Rhyne, Laurel

Department Examiner

Giles, David; Harrell, Katherine


Dept. of Biological and Environmental Sciences


University of Tennessee at Chattanooga

Place of Publication

Chattanooga (Tenn.)
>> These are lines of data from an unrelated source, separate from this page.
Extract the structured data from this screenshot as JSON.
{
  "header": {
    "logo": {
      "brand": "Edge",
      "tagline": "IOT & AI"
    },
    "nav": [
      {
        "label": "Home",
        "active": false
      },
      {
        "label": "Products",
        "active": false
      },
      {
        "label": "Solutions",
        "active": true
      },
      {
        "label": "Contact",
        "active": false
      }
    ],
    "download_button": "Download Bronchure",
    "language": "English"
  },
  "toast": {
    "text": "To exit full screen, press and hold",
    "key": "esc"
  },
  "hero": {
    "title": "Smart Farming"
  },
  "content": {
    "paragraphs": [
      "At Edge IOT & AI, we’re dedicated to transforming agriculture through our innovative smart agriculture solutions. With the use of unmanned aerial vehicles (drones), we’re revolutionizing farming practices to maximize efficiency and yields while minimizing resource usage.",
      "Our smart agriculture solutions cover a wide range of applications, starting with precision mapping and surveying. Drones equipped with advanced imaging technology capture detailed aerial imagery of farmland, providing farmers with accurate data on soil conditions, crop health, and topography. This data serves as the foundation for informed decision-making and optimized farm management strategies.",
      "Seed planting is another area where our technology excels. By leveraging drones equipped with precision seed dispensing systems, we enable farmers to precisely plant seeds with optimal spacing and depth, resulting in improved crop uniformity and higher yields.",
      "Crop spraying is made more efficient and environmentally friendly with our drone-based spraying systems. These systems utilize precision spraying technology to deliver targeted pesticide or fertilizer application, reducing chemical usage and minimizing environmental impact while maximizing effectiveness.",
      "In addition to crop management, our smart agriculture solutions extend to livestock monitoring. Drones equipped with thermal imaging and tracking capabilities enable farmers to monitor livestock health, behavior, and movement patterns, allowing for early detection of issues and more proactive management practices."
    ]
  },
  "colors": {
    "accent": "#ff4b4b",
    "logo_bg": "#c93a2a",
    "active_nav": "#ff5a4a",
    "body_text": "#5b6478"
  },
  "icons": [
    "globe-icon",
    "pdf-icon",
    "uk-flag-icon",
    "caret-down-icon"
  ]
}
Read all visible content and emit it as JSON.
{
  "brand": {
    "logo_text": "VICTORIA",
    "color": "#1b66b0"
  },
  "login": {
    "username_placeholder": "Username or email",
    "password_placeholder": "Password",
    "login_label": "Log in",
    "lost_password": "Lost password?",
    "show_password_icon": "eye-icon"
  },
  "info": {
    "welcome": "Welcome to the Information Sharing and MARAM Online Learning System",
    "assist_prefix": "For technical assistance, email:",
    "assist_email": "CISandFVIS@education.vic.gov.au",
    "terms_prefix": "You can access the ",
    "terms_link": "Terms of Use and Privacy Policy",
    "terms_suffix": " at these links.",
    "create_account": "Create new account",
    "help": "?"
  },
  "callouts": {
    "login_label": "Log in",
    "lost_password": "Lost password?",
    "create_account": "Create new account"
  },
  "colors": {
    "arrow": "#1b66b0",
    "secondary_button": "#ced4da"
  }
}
Breast cancer has the highest incidence rate of any cancer in the United States, and it is the second most deadly. It comprises 30% of all diagnosed cancers in women, and it is predicted that the incidence of breast cancer will continue to rise. Most common chemotherapeutic agents utilized in the treatment of breast cancer are known to be cardiotoxic, each with differing mechanisms and possible damage done to the patient. In turn, cardiovascular diseases are the number one killer of women in the United States, and their prevalence is continually growing. It is unknown exactly how many women who are treated with chemotherapeutic agents and survive breast cancer develop cardiovascular complications, and there is no predictive model to assist with discerning the patients who would be affected by this complication. The following is a review of literature that was conducted to determine the potential impact of utilizing the cardiac biomarkers C-reactive protein (CRP), homocysteine, brain natriuretic peptide (BNP), lipid profiles, and cardiac troponins as predictors of increased cardiovascular risk in women who require or have required chemotherapeutic treatment for breast cancer and to potentially establish a route to determining prevalence. This was completed by reviewing PubMed; Surveillance, Epidemiology, and End Results Program (SEER) databases; National Institutes of Health (NIH) reports; Tennessee Cancer Registry; Baroness Erlanger Hospital registry abstracting; and National Cancer Institute (NCI) reports. It was found that, with diligent monitoring, all the biomarkers studied could be used to quantify the women affected by cardiovascular disease (CVD) due to breast cancer treatment as well as to predict CVD in breast cancer patients to prevent or reduce damage.


I would like to thank Professor Laurel Rhyne and Dr. Shirleen Chase for their support, guidance, patience, encouragement, and positivity throughout the duration of this project. Also, I would like to thank my thesis committee members, Dr. David Giles and Professor Katherine Harrell, for their guidance and support. Finally, a huge thank you to my family and friends for their unwavering support and love.


B. S.; An honors thesis submitted to the faculty of the University of Tennessee at Chattanooga in partial fulfillment of the requirements of the degree of Bachelor of Science.




Breast--Cancer--Treatment; Cardiovascular system--Diseases--Prevention; Chemotherapy


breast cancer; cardiovascular disease; cardiotoxicity; chemotherapy; prevention



Document Type



[i], 25 leaves







Included in

Oncology Commons